A reminder to the manlift riders to get off the belt before they hit their heads on the ceiling. This is the top level of the headhouse, where dust collectors would extract most of the grain bits from the air to reduce risk of explosion.
Office manners dictate that one must tip their file drawer back upright once it is knocked through the wall.
The rocket system used several cooling methods, once of which included an evaporation pond, pictured here.
The city constructed a wall in the early 2000s to discourage visitors. Note the staircase is cut off, too.
The mill was powered, in part, by water flowing through turbines under it. After the flow worked the industrial heart of the flour mill, it was exit to the Mississippi here.
Police tape marks were kids got hurt in the past… probably from falling from the unstable catwalk above.
Chains connected hooked baskets and lockers to hoist up clothes and helmets when they were above ground. Whether wet with sweat or dry street clothes, the system worked to unclutter lockers and maintain air circulation around subterranean uniforms.
And I forget just why I taste / Oh yeah, I guess it makes me smile / I found it hard, it’s hard to find / Oh well, whatever, never mind (Nirvana, “Smells Like Teen Spirit”)

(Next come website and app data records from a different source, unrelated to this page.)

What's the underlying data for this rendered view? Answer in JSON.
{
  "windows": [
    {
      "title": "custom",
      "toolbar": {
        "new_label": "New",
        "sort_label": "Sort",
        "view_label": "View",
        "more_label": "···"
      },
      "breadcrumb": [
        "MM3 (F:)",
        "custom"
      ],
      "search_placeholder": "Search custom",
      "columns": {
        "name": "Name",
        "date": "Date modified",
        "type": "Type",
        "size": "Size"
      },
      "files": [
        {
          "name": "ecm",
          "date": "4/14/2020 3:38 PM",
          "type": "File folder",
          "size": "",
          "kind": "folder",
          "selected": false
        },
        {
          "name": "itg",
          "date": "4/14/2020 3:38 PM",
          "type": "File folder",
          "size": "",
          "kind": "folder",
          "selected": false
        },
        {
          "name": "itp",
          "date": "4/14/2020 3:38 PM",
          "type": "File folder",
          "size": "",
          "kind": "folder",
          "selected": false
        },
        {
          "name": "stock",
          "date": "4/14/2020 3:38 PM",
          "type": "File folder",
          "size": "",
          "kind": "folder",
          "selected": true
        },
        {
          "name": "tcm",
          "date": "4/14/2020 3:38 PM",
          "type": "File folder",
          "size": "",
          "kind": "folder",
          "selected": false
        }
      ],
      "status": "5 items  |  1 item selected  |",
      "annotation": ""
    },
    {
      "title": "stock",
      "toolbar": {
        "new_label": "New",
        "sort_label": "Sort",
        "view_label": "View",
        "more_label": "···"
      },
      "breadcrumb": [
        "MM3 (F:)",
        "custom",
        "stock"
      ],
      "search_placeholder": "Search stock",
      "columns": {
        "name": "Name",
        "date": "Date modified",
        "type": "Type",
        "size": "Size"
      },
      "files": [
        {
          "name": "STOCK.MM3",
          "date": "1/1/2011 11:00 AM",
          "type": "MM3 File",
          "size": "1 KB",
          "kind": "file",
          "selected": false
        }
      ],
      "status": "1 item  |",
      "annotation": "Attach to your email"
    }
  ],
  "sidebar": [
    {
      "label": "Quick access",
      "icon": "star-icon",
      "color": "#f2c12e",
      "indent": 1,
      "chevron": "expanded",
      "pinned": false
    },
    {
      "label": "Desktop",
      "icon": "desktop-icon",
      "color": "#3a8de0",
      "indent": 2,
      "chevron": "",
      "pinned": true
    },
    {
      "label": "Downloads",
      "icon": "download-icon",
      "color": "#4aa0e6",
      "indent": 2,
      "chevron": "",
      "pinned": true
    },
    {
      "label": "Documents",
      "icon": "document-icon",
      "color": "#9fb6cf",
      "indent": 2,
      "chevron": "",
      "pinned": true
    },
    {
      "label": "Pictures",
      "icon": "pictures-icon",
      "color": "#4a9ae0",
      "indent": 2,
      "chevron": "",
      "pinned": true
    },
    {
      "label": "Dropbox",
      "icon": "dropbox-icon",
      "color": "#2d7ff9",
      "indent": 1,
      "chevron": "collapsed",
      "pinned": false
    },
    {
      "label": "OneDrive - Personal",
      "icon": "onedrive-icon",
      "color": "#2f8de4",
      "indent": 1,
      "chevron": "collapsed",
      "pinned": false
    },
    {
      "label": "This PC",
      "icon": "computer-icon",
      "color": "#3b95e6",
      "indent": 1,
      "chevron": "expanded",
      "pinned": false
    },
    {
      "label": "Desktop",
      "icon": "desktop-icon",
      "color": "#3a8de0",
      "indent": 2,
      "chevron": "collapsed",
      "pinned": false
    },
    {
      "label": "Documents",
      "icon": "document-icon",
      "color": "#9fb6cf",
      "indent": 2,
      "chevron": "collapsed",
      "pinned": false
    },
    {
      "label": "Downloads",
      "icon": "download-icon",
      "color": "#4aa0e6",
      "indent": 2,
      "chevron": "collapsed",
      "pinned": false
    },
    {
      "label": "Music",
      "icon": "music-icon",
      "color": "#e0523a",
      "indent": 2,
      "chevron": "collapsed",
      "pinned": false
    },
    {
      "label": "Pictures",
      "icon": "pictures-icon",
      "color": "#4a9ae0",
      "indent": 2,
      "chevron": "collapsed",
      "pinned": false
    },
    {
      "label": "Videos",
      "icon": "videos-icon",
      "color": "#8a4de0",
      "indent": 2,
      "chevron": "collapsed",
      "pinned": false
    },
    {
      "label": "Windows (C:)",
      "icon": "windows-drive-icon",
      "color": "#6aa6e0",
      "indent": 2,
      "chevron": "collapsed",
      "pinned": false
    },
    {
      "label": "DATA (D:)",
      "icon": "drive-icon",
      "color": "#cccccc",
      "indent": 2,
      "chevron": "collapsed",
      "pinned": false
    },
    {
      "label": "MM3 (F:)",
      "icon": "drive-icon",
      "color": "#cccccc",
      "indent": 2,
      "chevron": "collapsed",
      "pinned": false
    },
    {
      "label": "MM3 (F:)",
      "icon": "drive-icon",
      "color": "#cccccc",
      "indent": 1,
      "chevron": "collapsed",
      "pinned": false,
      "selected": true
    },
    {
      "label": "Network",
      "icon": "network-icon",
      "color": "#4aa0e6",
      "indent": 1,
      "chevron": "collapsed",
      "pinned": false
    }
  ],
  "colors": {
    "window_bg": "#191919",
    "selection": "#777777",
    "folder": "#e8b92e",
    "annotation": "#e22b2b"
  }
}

A closeup of the key to the Dominion (aka Government of Canada) Elevator manlift. That it needed such a guide does not inspire confidence.